» EXERCISE REQUIREMENTS: Your copy of the lines below must match them exactly and contain no images.

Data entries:
■ ■ ■

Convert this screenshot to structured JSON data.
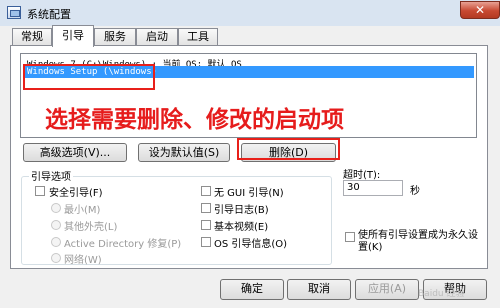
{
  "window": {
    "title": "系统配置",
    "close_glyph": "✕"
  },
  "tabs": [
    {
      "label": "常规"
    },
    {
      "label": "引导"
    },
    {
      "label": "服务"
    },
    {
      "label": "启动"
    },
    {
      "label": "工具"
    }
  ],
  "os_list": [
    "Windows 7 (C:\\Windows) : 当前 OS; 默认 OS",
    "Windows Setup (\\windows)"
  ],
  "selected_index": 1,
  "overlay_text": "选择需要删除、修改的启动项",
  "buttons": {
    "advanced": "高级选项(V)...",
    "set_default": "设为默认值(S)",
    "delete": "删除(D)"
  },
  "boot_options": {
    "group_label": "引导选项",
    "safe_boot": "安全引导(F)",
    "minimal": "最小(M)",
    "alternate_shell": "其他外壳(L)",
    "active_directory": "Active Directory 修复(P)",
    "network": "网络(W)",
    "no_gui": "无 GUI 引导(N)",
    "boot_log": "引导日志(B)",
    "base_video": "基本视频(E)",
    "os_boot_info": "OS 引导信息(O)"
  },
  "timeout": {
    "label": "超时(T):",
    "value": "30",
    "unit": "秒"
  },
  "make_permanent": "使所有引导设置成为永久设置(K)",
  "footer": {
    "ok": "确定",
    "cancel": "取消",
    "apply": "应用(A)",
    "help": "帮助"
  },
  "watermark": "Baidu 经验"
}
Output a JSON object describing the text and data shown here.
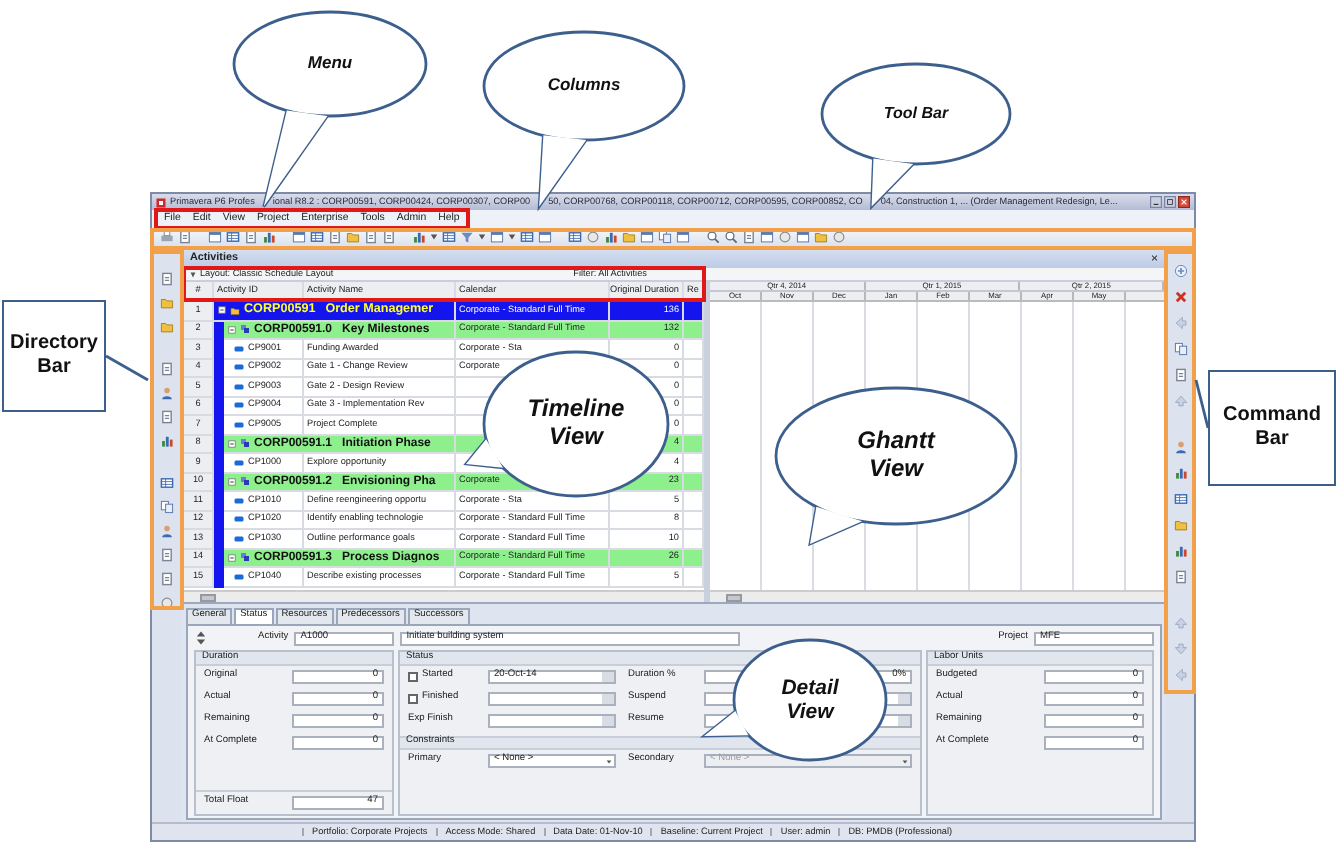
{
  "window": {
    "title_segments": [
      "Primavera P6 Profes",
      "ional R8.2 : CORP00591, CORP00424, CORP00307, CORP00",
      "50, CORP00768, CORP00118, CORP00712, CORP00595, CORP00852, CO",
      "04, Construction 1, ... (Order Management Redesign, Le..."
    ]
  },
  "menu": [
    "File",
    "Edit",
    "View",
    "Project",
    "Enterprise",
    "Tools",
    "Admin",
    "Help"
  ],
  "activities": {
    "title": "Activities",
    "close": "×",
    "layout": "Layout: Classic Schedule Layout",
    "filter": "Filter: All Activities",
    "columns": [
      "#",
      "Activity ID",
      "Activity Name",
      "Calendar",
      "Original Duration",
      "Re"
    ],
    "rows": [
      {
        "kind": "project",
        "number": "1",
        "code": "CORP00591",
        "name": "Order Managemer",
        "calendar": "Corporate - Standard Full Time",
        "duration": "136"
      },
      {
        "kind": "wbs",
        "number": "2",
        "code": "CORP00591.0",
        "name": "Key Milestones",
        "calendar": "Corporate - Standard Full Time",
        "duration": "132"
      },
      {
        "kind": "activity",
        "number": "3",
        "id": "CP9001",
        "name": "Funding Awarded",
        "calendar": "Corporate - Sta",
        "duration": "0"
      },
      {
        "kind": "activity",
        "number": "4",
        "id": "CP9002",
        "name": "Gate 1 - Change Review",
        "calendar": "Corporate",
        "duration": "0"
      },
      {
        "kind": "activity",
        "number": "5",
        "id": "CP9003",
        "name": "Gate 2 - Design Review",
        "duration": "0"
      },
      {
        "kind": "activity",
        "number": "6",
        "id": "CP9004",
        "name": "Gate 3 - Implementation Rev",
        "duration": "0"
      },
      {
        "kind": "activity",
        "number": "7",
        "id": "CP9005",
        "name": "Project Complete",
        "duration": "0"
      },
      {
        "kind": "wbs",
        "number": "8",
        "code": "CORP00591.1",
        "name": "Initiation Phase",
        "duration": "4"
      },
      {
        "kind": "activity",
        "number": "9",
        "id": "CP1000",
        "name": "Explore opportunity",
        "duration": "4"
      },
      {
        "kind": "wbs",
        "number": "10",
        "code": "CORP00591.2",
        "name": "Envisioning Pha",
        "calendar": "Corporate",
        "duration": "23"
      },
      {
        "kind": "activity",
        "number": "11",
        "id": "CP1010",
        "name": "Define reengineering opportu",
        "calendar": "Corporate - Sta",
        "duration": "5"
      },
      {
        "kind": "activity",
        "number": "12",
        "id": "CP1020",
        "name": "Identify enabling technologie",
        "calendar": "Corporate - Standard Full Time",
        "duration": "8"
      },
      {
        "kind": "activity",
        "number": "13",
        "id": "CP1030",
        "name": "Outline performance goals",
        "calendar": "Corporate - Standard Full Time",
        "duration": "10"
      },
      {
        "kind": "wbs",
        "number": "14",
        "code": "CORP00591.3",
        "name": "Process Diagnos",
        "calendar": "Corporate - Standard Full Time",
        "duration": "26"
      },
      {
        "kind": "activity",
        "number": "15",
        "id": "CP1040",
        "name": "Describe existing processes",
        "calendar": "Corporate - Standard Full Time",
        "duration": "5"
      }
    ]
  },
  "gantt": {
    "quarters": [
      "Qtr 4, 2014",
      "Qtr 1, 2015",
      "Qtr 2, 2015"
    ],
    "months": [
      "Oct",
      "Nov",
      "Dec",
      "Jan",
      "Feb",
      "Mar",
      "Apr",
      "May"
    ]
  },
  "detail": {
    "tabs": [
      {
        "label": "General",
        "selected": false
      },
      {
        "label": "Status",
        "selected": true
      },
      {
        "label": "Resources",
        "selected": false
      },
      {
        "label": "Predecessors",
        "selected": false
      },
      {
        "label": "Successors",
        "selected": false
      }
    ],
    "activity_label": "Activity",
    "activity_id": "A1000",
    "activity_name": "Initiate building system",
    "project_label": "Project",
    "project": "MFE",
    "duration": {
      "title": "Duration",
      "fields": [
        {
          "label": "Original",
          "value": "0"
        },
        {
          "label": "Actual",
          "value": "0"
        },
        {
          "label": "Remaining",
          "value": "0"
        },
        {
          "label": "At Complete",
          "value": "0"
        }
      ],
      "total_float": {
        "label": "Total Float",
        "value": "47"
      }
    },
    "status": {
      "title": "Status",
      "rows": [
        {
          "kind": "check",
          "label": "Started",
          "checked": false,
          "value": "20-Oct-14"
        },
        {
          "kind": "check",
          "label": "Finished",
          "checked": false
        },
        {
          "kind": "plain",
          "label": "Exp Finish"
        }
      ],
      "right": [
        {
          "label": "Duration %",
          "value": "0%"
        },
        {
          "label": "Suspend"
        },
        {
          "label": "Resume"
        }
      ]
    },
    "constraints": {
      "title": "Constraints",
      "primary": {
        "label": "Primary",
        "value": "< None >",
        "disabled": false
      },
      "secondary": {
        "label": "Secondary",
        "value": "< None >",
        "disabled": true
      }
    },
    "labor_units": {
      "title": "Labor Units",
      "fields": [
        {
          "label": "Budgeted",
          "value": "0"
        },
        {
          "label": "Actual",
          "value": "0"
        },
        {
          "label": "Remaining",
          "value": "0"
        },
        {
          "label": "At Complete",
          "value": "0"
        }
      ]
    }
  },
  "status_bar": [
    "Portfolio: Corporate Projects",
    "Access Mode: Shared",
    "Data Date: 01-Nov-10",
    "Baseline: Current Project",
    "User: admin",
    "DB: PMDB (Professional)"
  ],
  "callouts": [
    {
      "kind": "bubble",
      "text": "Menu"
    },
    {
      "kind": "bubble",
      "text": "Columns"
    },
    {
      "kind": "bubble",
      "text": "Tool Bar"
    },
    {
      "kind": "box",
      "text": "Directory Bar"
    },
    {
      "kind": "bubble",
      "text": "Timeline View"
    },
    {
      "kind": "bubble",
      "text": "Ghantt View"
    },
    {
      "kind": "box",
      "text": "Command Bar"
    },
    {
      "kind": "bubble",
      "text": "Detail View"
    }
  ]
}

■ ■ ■

» YOUR SOLUTION:
Convert this screenshot to structured JSON data.
{
  "window": {
    "title": "系统配置",
    "close_glyph": "✕"
  },
  "tabs": [
    {
      "label": "常规"
    },
    {
      "label": "引导"
    },
    {
      "label": "服务"
    },
    {
      "label": "启动"
    },
    {
      "label": "工具"
    }
  ],
  "os_list": [
    "Windows 7 (C:\\Windows) : 当前 OS; 默认 OS",
    "Windows Setup (\\windows)"
  ],
  "selected_index": 1,
  "overlay_text": "选择需要删除、修改的启动项",
  "buttons": {
    "advanced": "高级选项(V)...",
    "set_default": "设为默认值(S)",
    "delete": "删除(D)"
  },
  "boot_options": {
    "group_label": "引导选项",
    "safe_boot": "安全引导(F)",
    "minimal": "最小(M)",
    "alternate_shell": "其他外壳(L)",
    "active_directory": "Active Directory 修复(P)",
    "network": "网络(W)",
    "no_gui": "无 GUI 引导(N)",
    "boot_log": "引导日志(B)",
    "base_video": "基本视频(E)",
    "os_boot_info": "OS 引导信息(O)"
  },
  "timeout": {
    "label": "超时(T):",
    "value": "30",
    "unit": "秒"
  },
  "make_permanent": "使所有引导设置成为永久设置(K)",
  "footer": {
    "ok": "确定",
    "cancel": "取消",
    "apply": "应用(A)",
    "help": "帮助"
  },
  "watermark": "Baidu 经验"
}
Output a JSON object describing the text and data shown here.
{
  "window": {
    "title_segments": [
      "Primavera P6 Profes",
      "ional R8.2 : CORP00591, CORP00424, CORP00307, CORP00",
      "50, CORP00768, CORP00118, CORP00712, CORP00595, CORP00852, CO",
      "04, Construction 1, ... (Order Management Redesign, Le..."
    ]
  },
  "menu": [
    "File",
    "Edit",
    "View",
    "Project",
    "Enterprise",
    "Tools",
    "Admin",
    "Help"
  ],
  "activities": {
    "title": "Activities",
    "close": "×",
    "layout": "Layout: Classic Schedule Layout",
    "filter": "Filter: All Activities",
    "columns": [
      "#",
      "Activity ID",
      "Activity Name",
      "Calendar",
      "Original Duration",
      "Re"
    ],
    "rows": [
      {
        "kind": "project",
        "number": "1",
        "code": "CORP00591",
        "name": "Order Managemer",
        "calendar": "Corporate - Standard Full Time",
        "duration": "136"
      },
      {
        "kind": "wbs",
        "number": "2",
        "code": "CORP00591.0",
        "name": "Key Milestones",
        "calendar": "Corporate - Standard Full Time",
        "duration": "132"
      },
      {
        "kind": "activity",
        "number": "3",
        "id": "CP9001",
        "name": "Funding Awarded",
        "calendar": "Corporate - Sta",
        "duration": "0"
      },
      {
        "kind": "activity",
        "number": "4",
        "id": "CP9002",
        "name": "Gate 1 - Change Review",
        "calendar": "Corporate",
        "duration": "0"
      },
      {
        "kind": "activity",
        "number": "5",
        "id": "CP9003",
        "name": "Gate 2 - Design Review",
        "duration": "0"
      },
      {
        "kind": "activity",
        "number": "6",
        "id": "CP9004",
        "name": "Gate 3 - Implementation Rev",
        "duration": "0"
      },
      {
        "kind": "activity",
        "number": "7",
        "id": "CP9005",
        "name": "Project Complete",
        "duration": "0"
      },
      {
        "kind": "wbs",
        "number": "8",
        "code": "CORP00591.1",
        "name": "Initiation Phase",
        "duration": "4"
      },
      {
        "kind": "activity",
        "number": "9",
        "id": "CP1000",
        "name": "Explore opportunity",
        "duration": "4"
      },
      {
        "kind": "wbs",
        "number": "10",
        "code": "CORP00591.2",
        "name": "Envisioning Pha",
        "calendar": "Corporate",
        "duration": "23"
      },
      {
        "kind": "activity",
        "number": "11",
        "id": "CP1010",
        "name": "Define reengineering opportu",
        "calendar": "Corporate - Sta",
        "duration": "5"
      },
      {
        "kind": "activity",
        "number": "12",
        "id": "CP1020",
        "name": "Identify enabling technologie",
        "calendar": "Corporate - Standard Full Time",
        "duration": "8"
      },
      {
        "kind": "activity",
        "number": "13",
        "id": "CP1030",
        "name": "Outline performance goals",
        "calendar": "Corporate - Standard Full Time",
        "duration": "10"
      },
      {
        "kind": "wbs",
        "number": "14",
        "code": "CORP00591.3",
        "name": "Process Diagnos",
        "calendar": "Corporate - Standard Full Time",
        "duration": "26"
      },
      {
        "kind": "activity",
        "number": "15",
        "id": "CP1040",
        "name": "Describe existing processes",
        "calendar": "Corporate - Standard Full Time",
        "duration": "5"
      }
    ]
  },
  "gantt": {
    "quarters": [
      "Qtr 4, 2014",
      "Qtr 1, 2015",
      "Qtr 2, 2015"
    ],
    "months": [
      "Oct",
      "Nov",
      "Dec",
      "Jan",
      "Feb",
      "Mar",
      "Apr",
      "May"
    ]
  },
  "detail": {
    "tabs": [
      {
        "label": "General",
        "selected": false
      },
      {
        "label": "Status",
        "selected": true
      },
      {
        "label": "Resources",
        "selected": false
      },
      {
        "label": "Predecessors",
        "selected": false
      },
      {
        "label": "Successors",
        "selected": false
      }
    ],
    "activity_label": "Activity",
    "activity_id": "A1000",
    "activity_name": "Initiate building system",
    "project_label": "Project",
    "project": "MFE",
    "duration": {
      "title": "Duration",
      "fields": [
        {
          "label": "Original",
          "value": "0"
        },
        {
          "label": "Actual",
          "value": "0"
        },
        {
          "label": "Remaining",
          "value": "0"
        },
        {
          "label": "At Complete",
          "value": "0"
        }
      ],
      "total_float": {
        "label": "Total Float",
        "value": "47"
      }
    },
    "status": {
      "title": "Status",
      "rows": [
        {
          "kind": "check",
          "label": "Started",
          "checked": false,
          "value": "20-Oct-14"
        },
        {
          "kind": "check",
          "label": "Finished",
          "checked": false
        },
        {
          "kind": "plain",
          "label": "Exp Finish"
        }
      ],
      "right": [
        {
          "label": "Duration %",
          "value": "0%"
        },
        {
          "label": "Suspend"
        },
        {
          "label": "Resume"
        }
      ]
    },
    "constraints": {
      "title": "Constraints",
      "primary": {
        "label": "Primary",
        "value": "< None >",
        "disabled": false
      },
      "secondary": {
        "label": "Secondary",
        "value": "< None >",
        "disabled": true
      }
    },
    "labor_units": {
      "title": "Labor Units",
      "fields": [
        {
          "label": "Budgeted",
          "value": "0"
        },
        {
          "label": "Actual",
          "value": "0"
        },
        {
          "label": "Remaining",
          "value": "0"
        },
        {
          "label": "At Complete",
          "value": "0"
        }
      ]
    }
  },
  "status_bar": [
    "Portfolio: Corporate Projects",
    "Access Mode: Shared",
    "Data Date: 01-Nov-10",
    "Baseline: Current Project",
    "User: admin",
    "DB: PMDB (Professional)"
  ],
  "callouts": [
    {
      "kind": "bubble",
      "text": "Menu"
    },
    {
      "kind": "bubble",
      "text": "Columns"
    },
    {
      "kind": "bubble",
      "text": "Tool Bar"
    },
    {
      "kind": "box",
      "text": "Directory Bar"
    },
    {
      "kind": "bubble",
      "text": "Timeline View"
    },
    {
      "kind": "bubble",
      "text": "Ghantt View"
    },
    {
      "kind": "box",
      "text": "Command Bar"
    },
    {
      "kind": "bubble",
      "text": "Detail View"
    }
  ]
}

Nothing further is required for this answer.